— PROBLEM DESCRIPTION —
Copy out all the records exactly.

Website and app data records:
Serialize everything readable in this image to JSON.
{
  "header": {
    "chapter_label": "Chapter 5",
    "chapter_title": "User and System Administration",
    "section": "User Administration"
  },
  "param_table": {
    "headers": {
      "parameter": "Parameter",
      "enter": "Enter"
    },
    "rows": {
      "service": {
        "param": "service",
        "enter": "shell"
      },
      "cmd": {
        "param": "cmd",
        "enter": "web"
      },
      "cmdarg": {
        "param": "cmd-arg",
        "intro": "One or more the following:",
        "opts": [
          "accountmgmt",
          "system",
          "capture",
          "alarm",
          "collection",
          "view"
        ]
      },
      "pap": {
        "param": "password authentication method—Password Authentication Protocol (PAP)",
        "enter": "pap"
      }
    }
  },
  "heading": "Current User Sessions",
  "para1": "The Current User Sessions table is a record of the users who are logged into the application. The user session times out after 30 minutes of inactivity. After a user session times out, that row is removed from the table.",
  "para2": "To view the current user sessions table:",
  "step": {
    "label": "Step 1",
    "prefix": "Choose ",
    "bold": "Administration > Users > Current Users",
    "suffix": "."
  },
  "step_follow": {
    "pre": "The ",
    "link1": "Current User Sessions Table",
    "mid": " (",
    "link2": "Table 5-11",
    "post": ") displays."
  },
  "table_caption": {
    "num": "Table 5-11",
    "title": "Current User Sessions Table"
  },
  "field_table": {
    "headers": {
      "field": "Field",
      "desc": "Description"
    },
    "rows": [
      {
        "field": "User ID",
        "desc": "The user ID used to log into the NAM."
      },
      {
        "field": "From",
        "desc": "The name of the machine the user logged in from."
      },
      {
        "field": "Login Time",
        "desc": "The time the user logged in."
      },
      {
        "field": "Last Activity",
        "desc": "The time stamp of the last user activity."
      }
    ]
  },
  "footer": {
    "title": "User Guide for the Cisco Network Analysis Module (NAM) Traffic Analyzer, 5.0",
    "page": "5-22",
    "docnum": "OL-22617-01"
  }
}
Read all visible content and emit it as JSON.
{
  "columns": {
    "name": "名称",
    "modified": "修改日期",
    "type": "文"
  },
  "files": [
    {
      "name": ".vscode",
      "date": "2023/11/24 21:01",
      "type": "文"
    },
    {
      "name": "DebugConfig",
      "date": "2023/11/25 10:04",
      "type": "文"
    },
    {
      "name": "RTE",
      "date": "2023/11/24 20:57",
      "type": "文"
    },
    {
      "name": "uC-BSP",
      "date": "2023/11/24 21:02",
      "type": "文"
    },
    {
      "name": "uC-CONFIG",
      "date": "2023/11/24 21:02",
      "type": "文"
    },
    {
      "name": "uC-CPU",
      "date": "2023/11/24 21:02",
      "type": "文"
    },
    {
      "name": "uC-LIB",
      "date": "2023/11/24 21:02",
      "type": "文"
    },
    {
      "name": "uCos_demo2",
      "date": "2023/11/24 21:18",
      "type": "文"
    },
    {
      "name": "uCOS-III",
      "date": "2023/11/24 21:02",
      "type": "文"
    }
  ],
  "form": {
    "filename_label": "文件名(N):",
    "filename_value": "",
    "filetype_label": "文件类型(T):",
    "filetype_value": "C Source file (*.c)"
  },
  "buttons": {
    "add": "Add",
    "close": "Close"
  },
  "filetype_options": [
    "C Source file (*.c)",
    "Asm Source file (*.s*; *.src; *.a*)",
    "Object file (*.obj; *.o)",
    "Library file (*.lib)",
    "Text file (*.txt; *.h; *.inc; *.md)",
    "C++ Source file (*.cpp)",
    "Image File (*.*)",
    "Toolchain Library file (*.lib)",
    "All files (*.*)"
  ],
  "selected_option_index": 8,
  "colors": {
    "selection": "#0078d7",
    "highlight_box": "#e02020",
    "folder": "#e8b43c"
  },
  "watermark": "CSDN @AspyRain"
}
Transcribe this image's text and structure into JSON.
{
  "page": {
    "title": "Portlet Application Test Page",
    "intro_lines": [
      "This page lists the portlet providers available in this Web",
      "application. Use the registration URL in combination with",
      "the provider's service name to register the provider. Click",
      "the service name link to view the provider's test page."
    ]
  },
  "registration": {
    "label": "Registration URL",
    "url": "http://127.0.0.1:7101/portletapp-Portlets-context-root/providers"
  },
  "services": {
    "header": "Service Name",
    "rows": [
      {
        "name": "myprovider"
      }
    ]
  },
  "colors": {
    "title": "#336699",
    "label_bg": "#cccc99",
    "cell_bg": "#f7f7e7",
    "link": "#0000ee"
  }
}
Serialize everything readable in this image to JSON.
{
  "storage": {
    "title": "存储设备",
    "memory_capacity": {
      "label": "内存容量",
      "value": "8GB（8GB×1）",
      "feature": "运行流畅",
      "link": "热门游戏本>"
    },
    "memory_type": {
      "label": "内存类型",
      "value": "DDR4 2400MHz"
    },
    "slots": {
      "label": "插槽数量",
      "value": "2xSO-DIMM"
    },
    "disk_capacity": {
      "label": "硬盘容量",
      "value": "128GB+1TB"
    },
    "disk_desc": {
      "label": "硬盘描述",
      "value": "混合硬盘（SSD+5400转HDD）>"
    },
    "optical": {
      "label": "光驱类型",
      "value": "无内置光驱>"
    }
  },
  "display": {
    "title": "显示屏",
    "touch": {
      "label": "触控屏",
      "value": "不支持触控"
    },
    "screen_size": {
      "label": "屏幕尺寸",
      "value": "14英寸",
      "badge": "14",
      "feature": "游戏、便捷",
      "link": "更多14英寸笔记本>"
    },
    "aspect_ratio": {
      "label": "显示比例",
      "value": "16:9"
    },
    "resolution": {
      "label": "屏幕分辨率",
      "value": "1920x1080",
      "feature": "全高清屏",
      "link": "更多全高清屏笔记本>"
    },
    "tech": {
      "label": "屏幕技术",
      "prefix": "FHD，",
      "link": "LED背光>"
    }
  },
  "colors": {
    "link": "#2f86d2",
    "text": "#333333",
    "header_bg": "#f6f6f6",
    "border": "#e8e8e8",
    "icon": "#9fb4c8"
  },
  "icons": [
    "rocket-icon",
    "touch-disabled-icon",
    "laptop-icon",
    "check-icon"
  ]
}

— WRITTEN REPLY —
Serialize everything readable in this image to JSON.
{
  "header": {
    "chapter_label": "Chapter 5",
    "chapter_title": "User and System Administration",
    "section": "User Administration"
  },
  "param_table": {
    "headers": {
      "parameter": "Parameter",
      "enter": "Enter"
    },
    "rows": {
      "service": {
        "param": "service",
        "enter": "shell"
      },
      "cmd": {
        "param": "cmd",
        "enter": "web"
      },
      "cmdarg": {
        "param": "cmd-arg",
        "intro": "One or more the following:",
        "opts": [
          "accountmgmt",
          "system",
          "capture",
          "alarm",
          "collection",
          "view"
        ]
      },
      "pap": {
        "param": "password authentication method—Password Authentication Protocol (PAP)",
        "enter": "pap"
      }
    }
  },
  "heading": "Current User Sessions",
  "para1": "The Current User Sessions table is a record of the users who are logged into the application. The user session times out after 30 minutes of inactivity. After a user session times out, that row is removed from the table.",
  "para2": "To view the current user sessions table:",
  "step": {
    "label": "Step 1",
    "prefix": "Choose ",
    "bold": "Administration > Users > Current Users",
    "suffix": "."
  },
  "step_follow": {
    "pre": "The ",
    "link1": "Current User Sessions Table",
    "mid": " (",
    "link2": "Table 5-11",
    "post": ") displays."
  },
  "table_caption": {
    "num": "Table 5-11",
    "title": "Current User Sessions Table"
  },
  "field_table": {
    "headers": {
      "field": "Field",
      "desc": "Description"
    },
    "rows": [
      {
        "field": "User ID",
        "desc": "The user ID used to log into the NAM."
      },
      {
        "field": "From",
        "desc": "The name of the machine the user logged in from."
      },
      {
        "field": "Login Time",
        "desc": "The time the user logged in."
      },
      {
        "field": "Last Activity",
        "desc": "The time stamp of the last user activity."
      }
    ]
  },
  "footer": {
    "title": "User Guide for the Cisco Network Analysis Module (NAM) Traffic Analyzer, 5.0",
    "page": "5-22",
    "docnum": "OL-22617-01"
  }
}
Read all visible content and emit it as JSON.
{
  "columns": {
    "name": "名称",
    "modified": "修改日期",
    "type": "文"
  },
  "files": [
    {
      "name": ".vscode",
      "date": "2023/11/24 21:01",
      "type": "文"
    },
    {
      "name": "DebugConfig",
      "date": "2023/11/25 10:04",
      "type": "文"
    },
    {
      "name": "RTE",
      "date": "2023/11/24 20:57",
      "type": "文"
    },
    {
      "name": "uC-BSP",
      "date": "2023/11/24 21:02",
      "type": "文"
    },
    {
      "name": "uC-CONFIG",
      "date": "2023/11/24 21:02",
      "type": "文"
    },
    {
      "name": "uC-CPU",
      "date": "2023/11/24 21:02",
      "type": "文"
    },
    {
      "name": "uC-LIB",
      "date": "2023/11/24 21:02",
      "type": "文"
    },
    {
      "name": "uCos_demo2",
      "date": "2023/11/24 21:18",
      "type": "文"
    },
    {
      "name": "uCOS-III",
      "date": "2023/11/24 21:02",
      "type": "文"
    }
  ],
  "form": {
    "filename_label": "文件名(N):",
    "filename_value": "",
    "filetype_label": "文件类型(T):",
    "filetype_value": "C Source file (*.c)"
  },
  "buttons": {
    "add": "Add",
    "close": "Close"
  },
  "filetype_options": [
    "C Source file (*.c)",
    "Asm Source file (*.s*; *.src; *.a*)",
    "Object file (*.obj; *.o)",
    "Library file (*.lib)",
    "Text file (*.txt; *.h; *.inc; *.md)",
    "C++ Source file (*.cpp)",
    "Image File (*.*)",
    "Toolchain Library file (*.lib)",
    "All files (*.*)"
  ],
  "selected_option_index": 8,
  "colors": {
    "selection": "#0078d7",
    "highlight_box": "#e02020",
    "folder": "#e8b43c"
  },
  "watermark": "CSDN @AspyRain"
}
Transcribe this image's text and structure into JSON.
{
  "page": {
    "title": "Portlet Application Test Page",
    "intro_lines": [
      "This page lists the portlet providers available in this Web",
      "application. Use the registration URL in combination with",
      "the provider's service name to register the provider. Click",
      "the service name link to view the provider's test page."
    ]
  },
  "registration": {
    "label": "Registration URL",
    "url": "http://127.0.0.1:7101/portletapp-Portlets-context-root/providers"
  },
  "services": {
    "header": "Service Name",
    "rows": [
      {
        "name": "myprovider"
      }
    ]
  },
  "colors": {
    "title": "#336699",
    "label_bg": "#cccc99",
    "cell_bg": "#f7f7e7",
    "link": "#0000ee"
  }
}
Serialize everything readable in this image to JSON.
{
  "storage": {
    "title": "存储设备",
    "memory_capacity": {
      "label": "内存容量",
      "value": "8GB（8GB×1）",
      "feature": "运行流畅",
      "link": "热门游戏本>"
    },
    "memory_type": {
      "label": "内存类型",
      "value": "DDR4 2400MHz"
    },
    "slots": {
      "label": "插槽数量",
      "value": "2xSO-DIMM"
    },
    "disk_capacity": {
      "label": "硬盘容量",
      "value": "128GB+1TB"
    },
    "disk_desc": {
      "label": "硬盘描述",
      "value": "混合硬盘（SSD+5400转HDD）>"
    },
    "optical": {
      "label": "光驱类型",
      "value": "无内置光驱>"
    }
  },
  "display": {
    "title": "显示屏",
    "touch": {
      "label": "触控屏",
      "value": "不支持触控"
    },
    "screen_size": {
      "label": "屏幕尺寸",
      "value": "14英寸",
      "badge": "14",
      "feature": "游戏、便捷",
      "link": "更多14英寸笔记本>"
    },
    "aspect_ratio": {
      "label": "显示比例",
      "value": "16:9"
    },
    "resolution": {
      "label": "屏幕分辨率",
      "value": "1920x1080",
      "feature": "全高清屏",
      "link": "更多全高清屏笔记本>"
    },
    "tech": {
      "label": "屏幕技术",
      "prefix": "FHD，",
      "link": "LED背光>"
    }
  },
  "colors": {
    "link": "#2f86d2",
    "text": "#333333",
    "header_bg": "#f6f6f6",
    "border": "#e8e8e8",
    "icon": "#9fb4c8"
  },
  "icons": [
    "rocket-icon",
    "touch-disabled-icon",
    "laptop-icon",
    "check-icon"
  ]
}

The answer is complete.